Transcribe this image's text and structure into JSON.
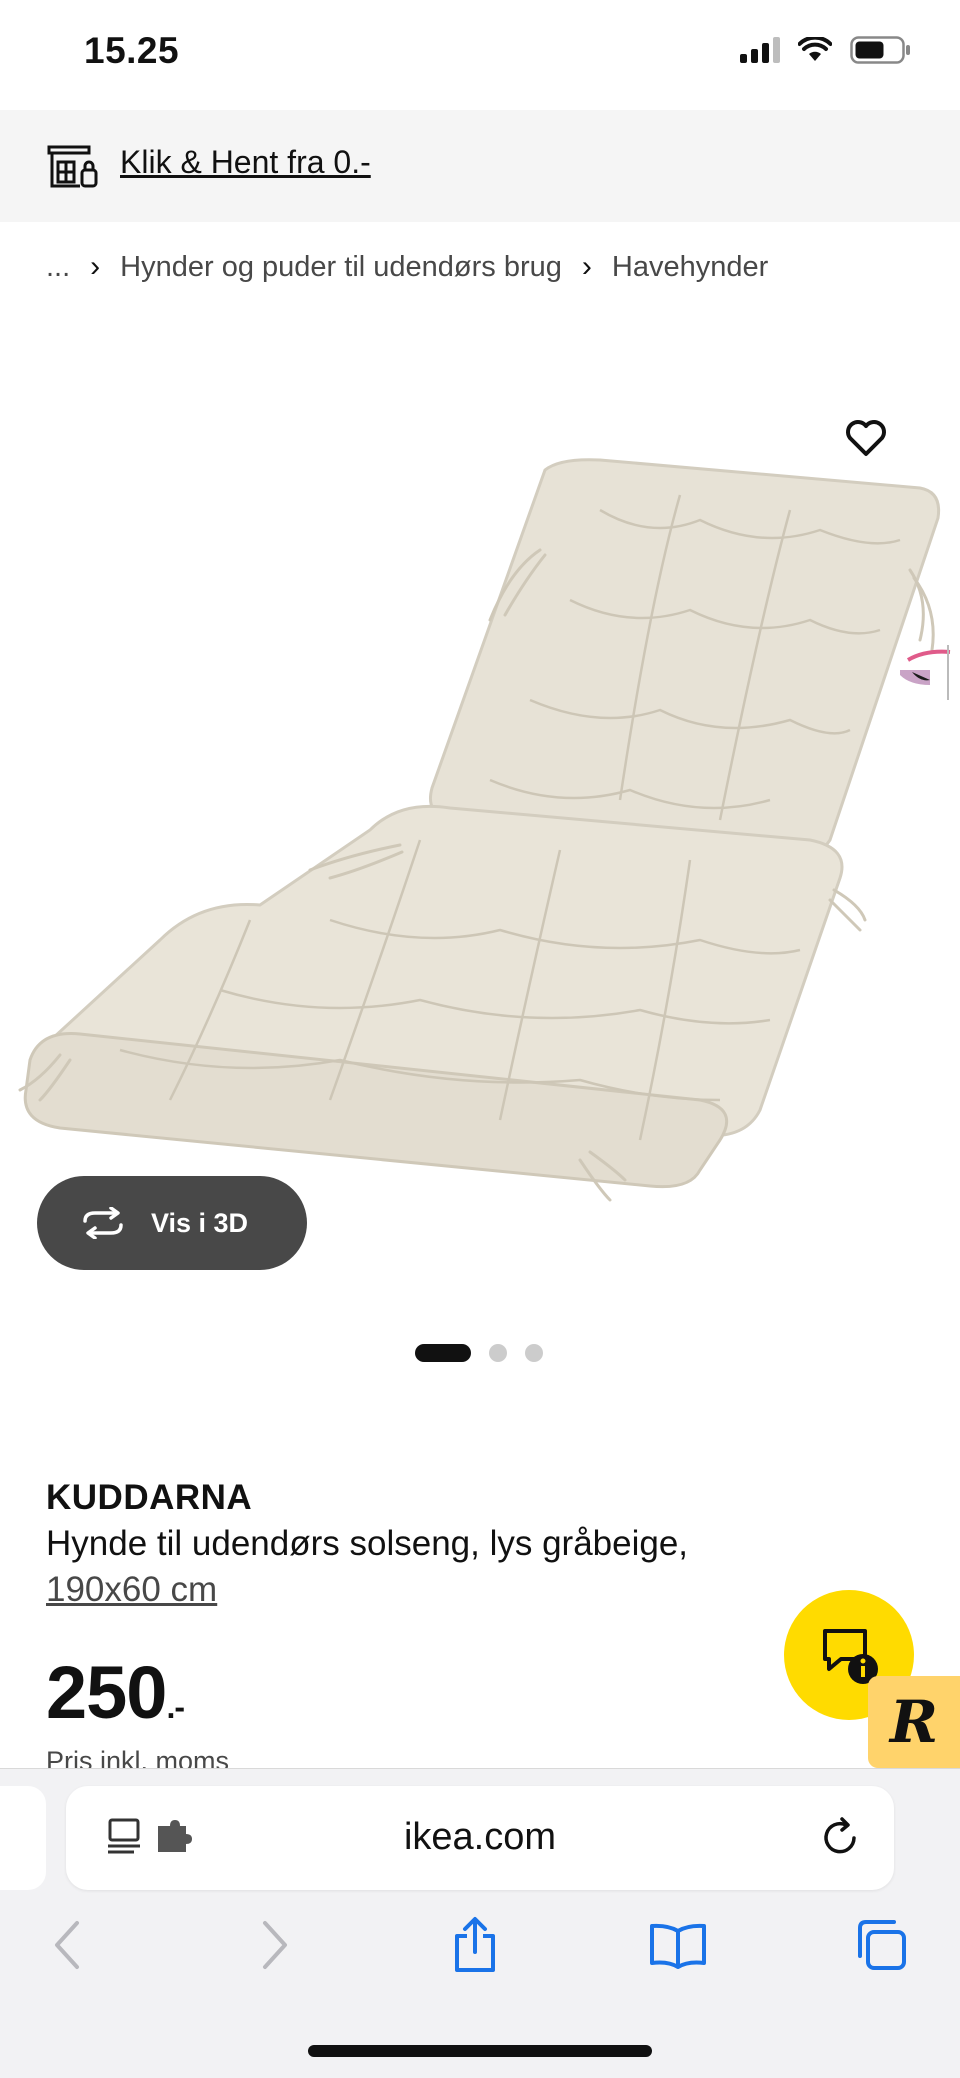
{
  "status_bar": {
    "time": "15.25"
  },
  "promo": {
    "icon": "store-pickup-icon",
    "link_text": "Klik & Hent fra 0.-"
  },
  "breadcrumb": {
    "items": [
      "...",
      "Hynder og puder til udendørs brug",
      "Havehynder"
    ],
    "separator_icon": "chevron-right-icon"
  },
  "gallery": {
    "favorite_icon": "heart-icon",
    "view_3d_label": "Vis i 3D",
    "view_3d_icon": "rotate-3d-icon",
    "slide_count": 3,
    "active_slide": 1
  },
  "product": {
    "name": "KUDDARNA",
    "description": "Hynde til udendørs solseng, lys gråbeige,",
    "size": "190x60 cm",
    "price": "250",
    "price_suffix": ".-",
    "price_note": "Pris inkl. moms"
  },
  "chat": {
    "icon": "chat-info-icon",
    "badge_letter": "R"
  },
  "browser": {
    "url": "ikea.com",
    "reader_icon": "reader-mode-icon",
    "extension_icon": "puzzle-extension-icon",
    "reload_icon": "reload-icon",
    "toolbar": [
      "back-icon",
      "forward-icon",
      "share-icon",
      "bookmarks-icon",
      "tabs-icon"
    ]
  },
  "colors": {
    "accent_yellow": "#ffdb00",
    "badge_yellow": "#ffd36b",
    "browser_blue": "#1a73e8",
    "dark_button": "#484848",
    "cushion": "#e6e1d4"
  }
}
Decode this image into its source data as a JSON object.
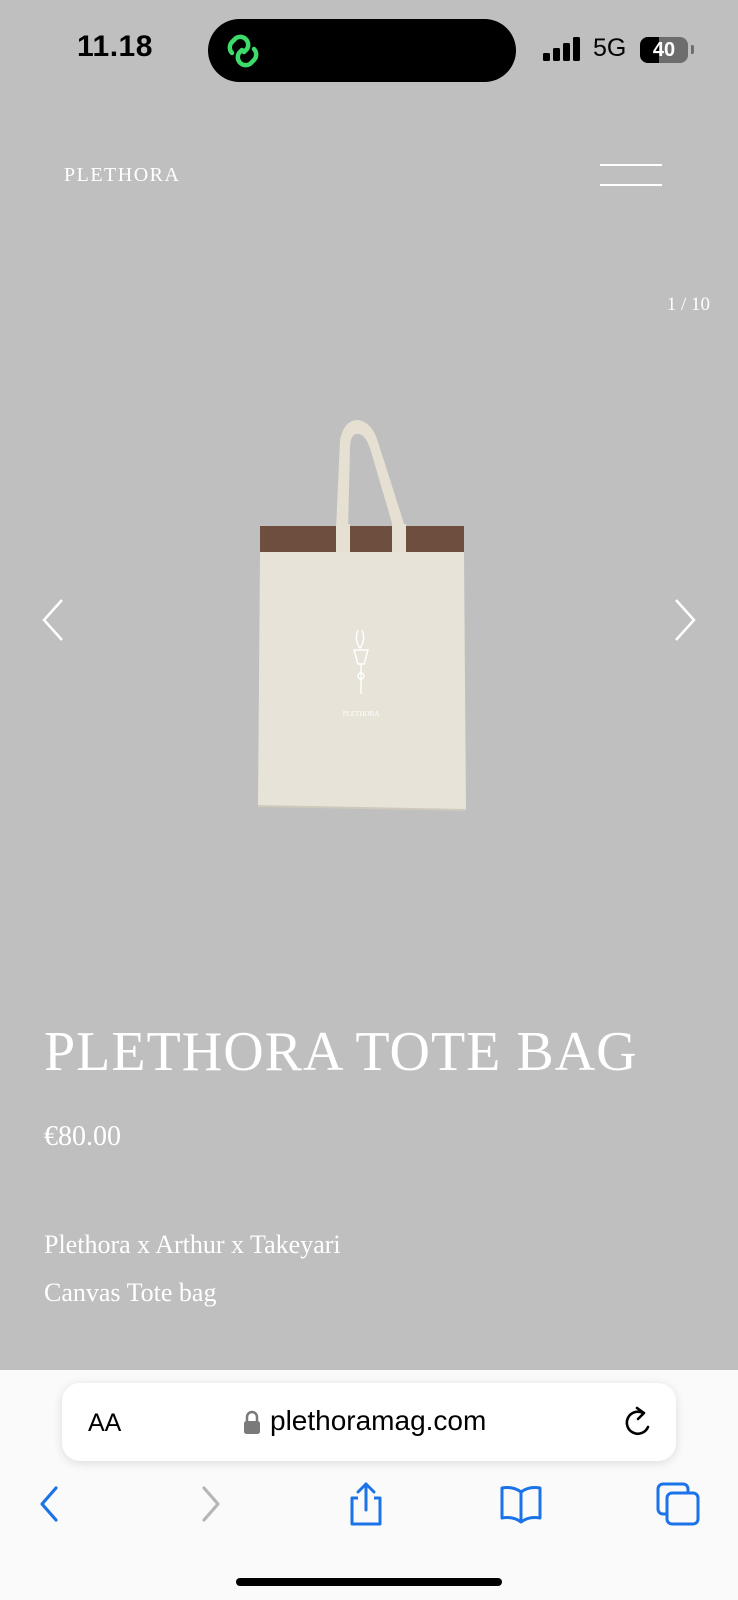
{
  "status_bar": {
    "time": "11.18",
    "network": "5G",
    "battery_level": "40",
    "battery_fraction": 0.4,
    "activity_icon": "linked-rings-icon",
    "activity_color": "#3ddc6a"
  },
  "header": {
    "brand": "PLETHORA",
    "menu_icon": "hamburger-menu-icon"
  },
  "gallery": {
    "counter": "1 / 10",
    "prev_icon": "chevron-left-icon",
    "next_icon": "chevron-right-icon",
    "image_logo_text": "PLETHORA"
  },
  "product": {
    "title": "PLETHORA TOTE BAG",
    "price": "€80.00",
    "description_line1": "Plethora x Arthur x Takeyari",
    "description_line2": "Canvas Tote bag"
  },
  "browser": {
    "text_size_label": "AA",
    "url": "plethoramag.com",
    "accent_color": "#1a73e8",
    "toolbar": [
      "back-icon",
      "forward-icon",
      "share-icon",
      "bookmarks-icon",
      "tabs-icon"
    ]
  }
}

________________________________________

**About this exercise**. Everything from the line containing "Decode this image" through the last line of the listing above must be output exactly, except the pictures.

**Final answer**.
Decode this image into its source data as a JSON object.
{
  "status_bar": {
    "time": "11.18",
    "network": "5G",
    "battery_level": "40",
    "battery_fraction": 0.4,
    "activity_icon": "linked-rings-icon",
    "activity_color": "#3ddc6a"
  },
  "header": {
    "brand": "PLETHORA",
    "menu_icon": "hamburger-menu-icon"
  },
  "gallery": {
    "counter": "1 / 10",
    "prev_icon": "chevron-left-icon",
    "next_icon": "chevron-right-icon",
    "image_logo_text": "PLETHORA"
  },
  "product": {
    "title": "PLETHORA TOTE BAG",
    "price": "€80.00",
    "description_line1": "Plethora x Arthur x Takeyari",
    "description_line2": "Canvas Tote bag"
  },
  "browser": {
    "text_size_label": "AA",
    "url": "plethoramag.com",
    "accent_color": "#1a73e8",
    "toolbar": [
      "back-icon",
      "forward-icon",
      "share-icon",
      "bookmarks-icon",
      "tabs-icon"
    ]
  }
}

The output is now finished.